• [Assignment] Print every record exactly, with nothing added or left out.

** Opening Recorded information block **

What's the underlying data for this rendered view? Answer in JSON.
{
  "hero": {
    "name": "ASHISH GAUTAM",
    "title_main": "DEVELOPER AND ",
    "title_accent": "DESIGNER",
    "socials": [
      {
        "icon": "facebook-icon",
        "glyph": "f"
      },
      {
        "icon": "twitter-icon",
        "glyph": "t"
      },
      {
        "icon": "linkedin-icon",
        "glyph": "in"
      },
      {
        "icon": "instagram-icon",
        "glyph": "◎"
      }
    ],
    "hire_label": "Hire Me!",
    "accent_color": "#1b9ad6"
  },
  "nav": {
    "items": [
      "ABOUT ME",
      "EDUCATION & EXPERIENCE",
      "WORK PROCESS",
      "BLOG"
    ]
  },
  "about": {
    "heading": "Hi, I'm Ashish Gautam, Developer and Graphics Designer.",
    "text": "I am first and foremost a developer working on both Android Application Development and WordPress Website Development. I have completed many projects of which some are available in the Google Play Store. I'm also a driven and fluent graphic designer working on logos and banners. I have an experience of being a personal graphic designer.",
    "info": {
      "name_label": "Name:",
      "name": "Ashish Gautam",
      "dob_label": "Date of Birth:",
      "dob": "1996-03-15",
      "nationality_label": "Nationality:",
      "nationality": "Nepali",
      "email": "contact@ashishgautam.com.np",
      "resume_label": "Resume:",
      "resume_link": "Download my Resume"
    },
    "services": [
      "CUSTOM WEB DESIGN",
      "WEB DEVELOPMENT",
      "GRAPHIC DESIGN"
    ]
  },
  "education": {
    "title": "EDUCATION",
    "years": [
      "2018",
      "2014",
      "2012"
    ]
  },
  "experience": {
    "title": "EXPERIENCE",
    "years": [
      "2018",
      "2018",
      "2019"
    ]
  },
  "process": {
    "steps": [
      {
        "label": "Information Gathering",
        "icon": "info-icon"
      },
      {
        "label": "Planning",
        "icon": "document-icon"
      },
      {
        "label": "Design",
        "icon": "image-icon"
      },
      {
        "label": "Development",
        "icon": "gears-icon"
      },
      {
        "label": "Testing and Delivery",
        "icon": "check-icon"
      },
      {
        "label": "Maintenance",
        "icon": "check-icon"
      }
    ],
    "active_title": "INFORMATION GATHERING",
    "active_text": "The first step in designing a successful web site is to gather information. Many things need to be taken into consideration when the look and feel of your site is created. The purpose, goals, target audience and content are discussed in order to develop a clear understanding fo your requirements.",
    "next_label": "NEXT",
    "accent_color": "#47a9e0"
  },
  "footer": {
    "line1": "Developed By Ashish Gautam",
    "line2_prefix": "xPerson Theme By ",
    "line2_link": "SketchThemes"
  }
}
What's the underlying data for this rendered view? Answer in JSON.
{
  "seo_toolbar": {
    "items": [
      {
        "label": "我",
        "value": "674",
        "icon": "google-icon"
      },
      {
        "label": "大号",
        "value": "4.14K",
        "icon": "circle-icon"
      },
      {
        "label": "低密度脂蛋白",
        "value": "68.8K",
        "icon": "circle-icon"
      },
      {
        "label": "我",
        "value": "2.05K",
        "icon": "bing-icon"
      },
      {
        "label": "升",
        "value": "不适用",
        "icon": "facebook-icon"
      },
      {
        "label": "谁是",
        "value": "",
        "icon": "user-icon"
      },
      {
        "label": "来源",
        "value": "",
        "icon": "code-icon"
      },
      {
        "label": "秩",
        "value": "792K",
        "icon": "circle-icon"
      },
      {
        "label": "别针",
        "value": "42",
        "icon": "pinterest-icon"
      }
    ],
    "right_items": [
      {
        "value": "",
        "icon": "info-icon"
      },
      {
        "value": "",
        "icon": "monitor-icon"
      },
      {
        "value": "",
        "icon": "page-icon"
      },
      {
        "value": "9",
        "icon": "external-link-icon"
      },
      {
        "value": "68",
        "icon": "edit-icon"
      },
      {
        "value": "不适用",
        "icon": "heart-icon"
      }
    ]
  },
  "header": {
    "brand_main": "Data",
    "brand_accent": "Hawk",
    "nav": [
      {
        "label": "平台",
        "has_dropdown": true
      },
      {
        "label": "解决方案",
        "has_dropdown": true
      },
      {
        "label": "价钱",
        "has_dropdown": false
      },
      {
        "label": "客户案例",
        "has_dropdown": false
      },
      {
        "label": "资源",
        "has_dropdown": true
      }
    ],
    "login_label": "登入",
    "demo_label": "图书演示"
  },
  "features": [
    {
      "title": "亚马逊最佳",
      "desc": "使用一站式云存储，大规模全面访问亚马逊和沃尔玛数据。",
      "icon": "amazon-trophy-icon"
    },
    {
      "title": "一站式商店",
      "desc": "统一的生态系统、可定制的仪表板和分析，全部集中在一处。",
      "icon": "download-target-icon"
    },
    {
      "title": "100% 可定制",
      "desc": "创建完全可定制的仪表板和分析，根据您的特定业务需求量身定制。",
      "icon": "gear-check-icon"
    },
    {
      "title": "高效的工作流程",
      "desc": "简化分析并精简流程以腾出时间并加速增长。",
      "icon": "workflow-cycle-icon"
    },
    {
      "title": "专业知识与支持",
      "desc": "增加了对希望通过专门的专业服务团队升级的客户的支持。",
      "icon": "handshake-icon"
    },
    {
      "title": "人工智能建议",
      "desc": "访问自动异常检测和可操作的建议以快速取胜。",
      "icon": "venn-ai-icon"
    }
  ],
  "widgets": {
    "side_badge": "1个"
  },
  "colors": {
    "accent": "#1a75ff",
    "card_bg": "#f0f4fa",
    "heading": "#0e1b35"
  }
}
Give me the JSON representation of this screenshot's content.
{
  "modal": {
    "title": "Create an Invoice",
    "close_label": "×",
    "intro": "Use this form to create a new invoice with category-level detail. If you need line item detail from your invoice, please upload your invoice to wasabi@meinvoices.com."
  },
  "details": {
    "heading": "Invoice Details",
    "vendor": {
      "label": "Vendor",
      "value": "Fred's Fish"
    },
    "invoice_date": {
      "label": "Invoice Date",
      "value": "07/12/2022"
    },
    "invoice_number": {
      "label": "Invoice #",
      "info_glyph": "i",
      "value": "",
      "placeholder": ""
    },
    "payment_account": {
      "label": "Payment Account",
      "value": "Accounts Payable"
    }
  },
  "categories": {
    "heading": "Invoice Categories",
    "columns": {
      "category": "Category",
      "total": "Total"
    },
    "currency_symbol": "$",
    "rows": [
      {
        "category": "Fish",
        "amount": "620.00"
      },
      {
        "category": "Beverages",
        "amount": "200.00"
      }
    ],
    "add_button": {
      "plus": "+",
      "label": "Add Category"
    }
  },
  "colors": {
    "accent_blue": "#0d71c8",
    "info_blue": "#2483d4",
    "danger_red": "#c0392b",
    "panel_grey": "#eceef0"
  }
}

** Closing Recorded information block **

• [Written response]
What's the underlying data for this rendered view? Answer in JSON.
{
  "hero": {
    "name": "ASHISH GAUTAM",
    "title_main": "DEVELOPER AND ",
    "title_accent": "DESIGNER",
    "socials": [
      {
        "icon": "facebook-icon",
        "glyph": "f"
      },
      {
        "icon": "twitter-icon",
        "glyph": "t"
      },
      {
        "icon": "linkedin-icon",
        "glyph": "in"
      },
      {
        "icon": "instagram-icon",
        "glyph": "◎"
      }
    ],
    "hire_label": "Hire Me!",
    "accent_color": "#1b9ad6"
  },
  "nav": {
    "items": [
      "ABOUT ME",
      "EDUCATION & EXPERIENCE",
      "WORK PROCESS",
      "BLOG"
    ]
  },
  "about": {
    "heading": "Hi, I'm Ashish Gautam, Developer and Graphics Designer.",
    "text": "I am first and foremost a developer working on both Android Application Development and WordPress Website Development. I have completed many projects of which some are available in the Google Play Store. I'm also a driven and fluent graphic designer working on logos and banners. I have an experience of being a personal graphic designer.",
    "info": {
      "name_label": "Name:",
      "name": "Ashish Gautam",
      "dob_label": "Date of Birth:",
      "dob": "1996-03-15",
      "nationality_label": "Nationality:",
      "nationality": "Nepali",
      "email": "contact@ashishgautam.com.np",
      "resume_label": "Resume:",
      "resume_link": "Download my Resume"
    },
    "services": [
      "CUSTOM WEB DESIGN",
      "WEB DEVELOPMENT",
      "GRAPHIC DESIGN"
    ]
  },
  "education": {
    "title": "EDUCATION",
    "years": [
      "2018",
      "2014",
      "2012"
    ]
  },
  "experience": {
    "title": "EXPERIENCE",
    "years": [
      "2018",
      "2018",
      "2019"
    ]
  },
  "process": {
    "steps": [
      {
        "label": "Information Gathering",
        "icon": "info-icon"
      },
      {
        "label": "Planning",
        "icon": "document-icon"
      },
      {
        "label": "Design",
        "icon": "image-icon"
      },
      {
        "label": "Development",
        "icon": "gears-icon"
      },
      {
        "label": "Testing and Delivery",
        "icon": "check-icon"
      },
      {
        "label": "Maintenance",
        "icon": "check-icon"
      }
    ],
    "active_title": "INFORMATION GATHERING",
    "active_text": "The first step in designing a successful web site is to gather information. Many things need to be taken into consideration when the look and feel of your site is created. The purpose, goals, target audience and content are discussed in order to develop a clear understanding fo your requirements.",
    "next_label": "NEXT",
    "accent_color": "#47a9e0"
  },
  "footer": {
    "line1": "Developed By Ashish Gautam",
    "line2_prefix": "xPerson Theme By ",
    "line2_link": "SketchThemes"
  }
}
What's the underlying data for this rendered view? Answer in JSON.
{
  "seo_toolbar": {
    "items": [
      {
        "label": "我",
        "value": "674",
        "icon": "google-icon"
      },
      {
        "label": "大号",
        "value": "4.14K",
        "icon": "circle-icon"
      },
      {
        "label": "低密度脂蛋白",
        "value": "68.8K",
        "icon": "circle-icon"
      },
      {
        "label": "我",
        "value": "2.05K",
        "icon": "bing-icon"
      },
      {
        "label": "升",
        "value": "不适用",
        "icon": "facebook-icon"
      },
      {
        "label": "谁是",
        "value": "",
        "icon": "user-icon"
      },
      {
        "label": "来源",
        "value": "",
        "icon": "code-icon"
      },
      {
        "label": "秩",
        "value": "792K",
        "icon": "circle-icon"
      },
      {
        "label": "别针",
        "value": "42",
        "icon": "pinterest-icon"
      }
    ],
    "right_items": [
      {
        "value": "",
        "icon": "info-icon"
      },
      {
        "value": "",
        "icon": "monitor-icon"
      },
      {
        "value": "",
        "icon": "page-icon"
      },
      {
        "value": "9",
        "icon": "external-link-icon"
      },
      {
        "value": "68",
        "icon": "edit-icon"
      },
      {
        "value": "不适用",
        "icon": "heart-icon"
      }
    ]
  },
  "header": {
    "brand_main": "Data",
    "brand_accent": "Hawk",
    "nav": [
      {
        "label": "平台",
        "has_dropdown": true
      },
      {
        "label": "解决方案",
        "has_dropdown": true
      },
      {
        "label": "价钱",
        "has_dropdown": false
      },
      {
        "label": "客户案例",
        "has_dropdown": false
      },
      {
        "label": "资源",
        "has_dropdown": true
      }
    ],
    "login_label": "登入",
    "demo_label": "图书演示"
  },
  "features": [
    {
      "title": "亚马逊最佳",
      "desc": "使用一站式云存储，大规模全面访问亚马逊和沃尔玛数据。",
      "icon": "amazon-trophy-icon"
    },
    {
      "title": "一站式商店",
      "desc": "统一的生态系统、可定制的仪表板和分析，全部集中在一处。",
      "icon": "download-target-icon"
    },
    {
      "title": "100% 可定制",
      "desc": "创建完全可定制的仪表板和分析，根据您的特定业务需求量身定制。",
      "icon": "gear-check-icon"
    },
    {
      "title": "高效的工作流程",
      "desc": "简化分析并精简流程以腾出时间并加速增长。",
      "icon": "workflow-cycle-icon"
    },
    {
      "title": "专业知识与支持",
      "desc": "增加了对希望通过专门的专业服务团队升级的客户的支持。",
      "icon": "handshake-icon"
    },
    {
      "title": "人工智能建议",
      "desc": "访问自动异常检测和可操作的建议以快速取胜。",
      "icon": "venn-ai-icon"
    }
  ],
  "widgets": {
    "side_badge": "1个"
  },
  "colors": {
    "accent": "#1a75ff",
    "card_bg": "#f0f4fa",
    "heading": "#0e1b35"
  }
}
Give me the JSON representation of this screenshot's content.
{
  "modal": {
    "title": "Create an Invoice",
    "close_label": "×",
    "intro": "Use this form to create a new invoice with category-level detail. If you need line item detail from your invoice, please upload your invoice to wasabi@meinvoices.com."
  },
  "details": {
    "heading": "Invoice Details",
    "vendor": {
      "label": "Vendor",
      "value": "Fred's Fish"
    },
    "invoice_date": {
      "label": "Invoice Date",
      "value": "07/12/2022"
    },
    "invoice_number": {
      "label": "Invoice #",
      "info_glyph": "i",
      "value": "",
      "placeholder": ""
    },
    "payment_account": {
      "label": "Payment Account",
      "value": "Accounts Payable"
    }
  },
  "categories": {
    "heading": "Invoice Categories",
    "columns": {
      "category": "Category",
      "total": "Total"
    },
    "currency_symbol": "$",
    "rows": [
      {
        "category": "Fish",
        "amount": "620.00"
      },
      {
        "category": "Beverages",
        "amount": "200.00"
      }
    ],
    "add_button": {
      "plus": "+",
      "label": "Add Category"
    }
  },
  "colors": {
    "accent_blue": "#0d71c8",
    "info_blue": "#2483d4",
    "danger_red": "#c0392b",
    "panel_grey": "#eceef0"
  }
}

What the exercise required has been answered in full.